Now as the latest winter surge erupts, the Dutch and Austrian governments have announced partial lockdowns. These inadequate measures keep workers on the job and youth in school to keep making profits for the banks but limit the ability of the population (or the non-vaccinated population, in Austria) to meet others outside work. Most contagion occurs in workplaces, schools and medical facilities, however, and such measures—imposed during last year’s deadly winter surge—do not stop mass contagion and death from COVID-19.
This break with official opposition to lockdowns is manifestly a pre-emptive response to growing criticisms of state policy by medical professionals and social anger among workers.
Yesterday, hospitals in the southern Dutch province of Limburg warned that they could not cope with the onrush of COVID-19 patients and are again approaching collapse. “We are heading straight for a health care blockage, and the entire system is grinding to a standstill,” they declared in a public statement. “We are convinced that other parts of the Netherlands will soon follow.”
On Monday night, however, Blachier went on LCI to defend the policy of mass infection and denounce any move to re-establish social distancing policies. He admitted, “the infection levels we should reach by December 15 will be the highest we have ever seen. In terms of infections, we’ll probably get pretty high.” Nonetheless, he demanded that nothing be changed. “We must go towards vaccination and not go back to social distancing like the Netherlands. For me it’s crazy that they are doing that today.”
To be blunt, such declarations are politically criminal. As the World Socialist Web Site warned in August, “Vaccination is a powerful tool. However, disconnected from a broader strategy aimed at rapidly reducing new infections to zero and thus eradicating COVID-19, vaccination and other mitigations amount to nothing more than palliative care.”

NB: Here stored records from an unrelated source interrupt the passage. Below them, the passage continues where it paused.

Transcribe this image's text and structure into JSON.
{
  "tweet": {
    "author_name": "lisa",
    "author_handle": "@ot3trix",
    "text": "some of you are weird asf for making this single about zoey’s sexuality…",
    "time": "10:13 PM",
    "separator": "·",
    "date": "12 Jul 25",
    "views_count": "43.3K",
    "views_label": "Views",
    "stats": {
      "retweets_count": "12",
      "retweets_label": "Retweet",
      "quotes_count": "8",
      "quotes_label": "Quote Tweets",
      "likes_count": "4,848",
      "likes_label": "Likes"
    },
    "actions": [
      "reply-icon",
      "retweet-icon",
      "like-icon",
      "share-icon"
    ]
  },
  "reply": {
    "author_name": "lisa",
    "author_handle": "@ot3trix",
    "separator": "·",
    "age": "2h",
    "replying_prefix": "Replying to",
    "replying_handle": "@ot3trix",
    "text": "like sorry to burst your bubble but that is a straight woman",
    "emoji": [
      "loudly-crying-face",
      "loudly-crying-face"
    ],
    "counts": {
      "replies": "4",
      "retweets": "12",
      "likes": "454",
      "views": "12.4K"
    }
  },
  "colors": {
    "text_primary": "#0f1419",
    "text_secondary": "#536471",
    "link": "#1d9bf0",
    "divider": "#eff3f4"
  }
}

Thus German health authorities reported that in the four weeks ending October 10, 55.4 percent of symptomatic cases were breakthrough infections of vaccinated patients. Vaccine effectiveness wanes over time, moreover, and in this time period, 28.8 percent of vaccinated COVID-19 patients over age 60 required intensive care unit treatment.
Last week, WHO Director-General Tedros Adhanom Ghebreyesus again warned, “COVID-19 is surging in countries with lower vaccination rates in Eastern Europe but also in countries with some of the world’s highest vaccination rates in Western Europe. It’s another reminder, as we have said again and again, that vaccines do not replace the need for other precautions. Vaccines reduce the risk of hospitalization, severe disease and death. But they do not fully prevent transmission.”
The working class must be mobilized again, this time to compel not only the adoption of lockdowns to initially slash contagion but a long-term policy of vaccination, contact tracing and other public health measures to eliminate the virus. It cannot be done in the grip of union bureaucracies that back state “mitigation” policies. It entails building the International Workers Alliance of Rank-and-File Committees (IWA-RFC) and arming workers across Europe and worldwide with a socialist perspective of fighting to expropriate the ill-gotten wealth of the super-rich and end the pandemic.